(Saved data entries)

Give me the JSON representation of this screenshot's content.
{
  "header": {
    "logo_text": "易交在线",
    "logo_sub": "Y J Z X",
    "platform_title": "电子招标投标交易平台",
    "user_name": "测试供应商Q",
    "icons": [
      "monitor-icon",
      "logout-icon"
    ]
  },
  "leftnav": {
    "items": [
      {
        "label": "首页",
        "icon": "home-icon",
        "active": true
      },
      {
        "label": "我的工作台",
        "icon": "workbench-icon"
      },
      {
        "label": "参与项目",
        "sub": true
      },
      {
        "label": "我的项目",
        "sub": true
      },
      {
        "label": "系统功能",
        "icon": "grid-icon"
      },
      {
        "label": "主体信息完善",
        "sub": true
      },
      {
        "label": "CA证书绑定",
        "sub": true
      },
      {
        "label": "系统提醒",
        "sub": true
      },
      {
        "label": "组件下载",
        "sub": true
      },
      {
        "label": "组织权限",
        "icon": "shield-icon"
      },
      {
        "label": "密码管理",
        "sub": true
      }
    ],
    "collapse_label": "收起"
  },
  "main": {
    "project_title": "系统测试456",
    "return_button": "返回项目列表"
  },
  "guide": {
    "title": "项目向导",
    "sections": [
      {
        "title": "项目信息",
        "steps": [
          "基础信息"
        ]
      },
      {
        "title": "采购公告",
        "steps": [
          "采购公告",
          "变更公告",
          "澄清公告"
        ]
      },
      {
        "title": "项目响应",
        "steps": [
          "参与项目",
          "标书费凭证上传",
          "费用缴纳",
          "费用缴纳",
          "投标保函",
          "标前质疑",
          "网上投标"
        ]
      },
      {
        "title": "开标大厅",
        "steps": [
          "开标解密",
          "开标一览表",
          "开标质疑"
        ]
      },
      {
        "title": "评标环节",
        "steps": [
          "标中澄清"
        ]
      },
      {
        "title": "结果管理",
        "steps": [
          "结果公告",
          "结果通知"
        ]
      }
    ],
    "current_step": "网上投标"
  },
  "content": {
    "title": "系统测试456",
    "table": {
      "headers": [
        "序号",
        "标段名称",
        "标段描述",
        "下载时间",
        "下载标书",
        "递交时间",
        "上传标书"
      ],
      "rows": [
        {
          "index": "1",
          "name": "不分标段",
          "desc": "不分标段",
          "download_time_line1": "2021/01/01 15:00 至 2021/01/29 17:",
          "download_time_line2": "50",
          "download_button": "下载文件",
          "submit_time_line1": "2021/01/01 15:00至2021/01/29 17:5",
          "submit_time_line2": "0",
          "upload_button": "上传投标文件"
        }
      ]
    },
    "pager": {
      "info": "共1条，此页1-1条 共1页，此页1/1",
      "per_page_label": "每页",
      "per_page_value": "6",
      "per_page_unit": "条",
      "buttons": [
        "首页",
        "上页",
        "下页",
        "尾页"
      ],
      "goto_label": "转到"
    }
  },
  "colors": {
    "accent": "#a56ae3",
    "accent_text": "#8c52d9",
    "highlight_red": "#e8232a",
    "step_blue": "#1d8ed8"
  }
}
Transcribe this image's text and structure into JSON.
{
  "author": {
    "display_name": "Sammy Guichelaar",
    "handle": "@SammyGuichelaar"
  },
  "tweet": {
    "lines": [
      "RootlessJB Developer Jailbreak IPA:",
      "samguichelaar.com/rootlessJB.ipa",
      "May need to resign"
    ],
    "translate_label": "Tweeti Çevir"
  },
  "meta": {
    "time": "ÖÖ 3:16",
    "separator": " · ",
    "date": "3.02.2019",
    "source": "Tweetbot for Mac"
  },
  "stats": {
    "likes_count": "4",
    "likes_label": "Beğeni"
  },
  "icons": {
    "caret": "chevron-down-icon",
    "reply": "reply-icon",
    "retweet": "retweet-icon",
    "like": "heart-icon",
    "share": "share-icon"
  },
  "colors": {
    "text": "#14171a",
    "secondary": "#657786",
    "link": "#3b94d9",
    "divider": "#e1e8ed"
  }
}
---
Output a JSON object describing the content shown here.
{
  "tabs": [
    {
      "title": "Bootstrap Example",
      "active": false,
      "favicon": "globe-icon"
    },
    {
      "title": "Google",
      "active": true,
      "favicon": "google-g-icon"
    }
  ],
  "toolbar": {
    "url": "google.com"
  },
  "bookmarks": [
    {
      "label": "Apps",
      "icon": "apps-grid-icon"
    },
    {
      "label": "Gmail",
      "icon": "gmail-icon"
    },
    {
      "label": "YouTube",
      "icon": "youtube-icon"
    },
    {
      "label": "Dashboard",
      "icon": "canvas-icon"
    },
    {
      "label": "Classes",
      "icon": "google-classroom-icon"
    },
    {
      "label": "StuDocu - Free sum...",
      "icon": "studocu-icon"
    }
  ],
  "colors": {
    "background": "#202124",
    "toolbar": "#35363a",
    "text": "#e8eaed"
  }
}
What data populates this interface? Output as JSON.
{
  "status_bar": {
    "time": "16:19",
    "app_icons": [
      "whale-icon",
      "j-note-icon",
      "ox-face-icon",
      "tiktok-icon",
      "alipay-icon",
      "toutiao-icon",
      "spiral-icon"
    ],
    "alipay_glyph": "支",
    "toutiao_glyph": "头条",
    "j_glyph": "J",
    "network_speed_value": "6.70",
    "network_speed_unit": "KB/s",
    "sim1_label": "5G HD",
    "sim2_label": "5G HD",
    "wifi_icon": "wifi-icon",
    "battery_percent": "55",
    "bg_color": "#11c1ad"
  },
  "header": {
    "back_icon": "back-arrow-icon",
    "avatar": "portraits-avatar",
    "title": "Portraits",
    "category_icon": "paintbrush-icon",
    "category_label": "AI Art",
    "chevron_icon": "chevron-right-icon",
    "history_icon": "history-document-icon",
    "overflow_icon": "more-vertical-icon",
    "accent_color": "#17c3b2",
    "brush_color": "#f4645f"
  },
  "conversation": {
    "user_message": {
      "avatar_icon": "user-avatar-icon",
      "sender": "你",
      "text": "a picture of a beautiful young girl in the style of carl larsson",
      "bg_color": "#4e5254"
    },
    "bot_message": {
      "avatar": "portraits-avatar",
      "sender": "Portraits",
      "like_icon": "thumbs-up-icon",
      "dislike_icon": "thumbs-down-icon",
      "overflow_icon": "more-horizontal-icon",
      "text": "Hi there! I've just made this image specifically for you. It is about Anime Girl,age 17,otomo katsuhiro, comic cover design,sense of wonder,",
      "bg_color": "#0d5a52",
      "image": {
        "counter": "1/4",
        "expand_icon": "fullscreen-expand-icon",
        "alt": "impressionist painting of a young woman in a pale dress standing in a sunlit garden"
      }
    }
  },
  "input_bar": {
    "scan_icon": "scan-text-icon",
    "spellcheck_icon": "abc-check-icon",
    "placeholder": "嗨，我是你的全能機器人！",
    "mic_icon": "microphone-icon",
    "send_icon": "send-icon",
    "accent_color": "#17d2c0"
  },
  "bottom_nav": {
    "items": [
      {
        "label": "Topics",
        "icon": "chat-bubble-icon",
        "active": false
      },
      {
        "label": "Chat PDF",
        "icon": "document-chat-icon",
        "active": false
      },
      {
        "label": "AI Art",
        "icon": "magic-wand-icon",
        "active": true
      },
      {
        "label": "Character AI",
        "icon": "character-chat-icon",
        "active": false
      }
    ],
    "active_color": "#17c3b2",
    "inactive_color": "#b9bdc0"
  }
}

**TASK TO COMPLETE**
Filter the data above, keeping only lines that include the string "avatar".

**ANSWER AREA**
    "avatar": "portraits-avatar",
      "avatar_icon": "user-avatar-icon",
      "avatar": "portraits-avatar",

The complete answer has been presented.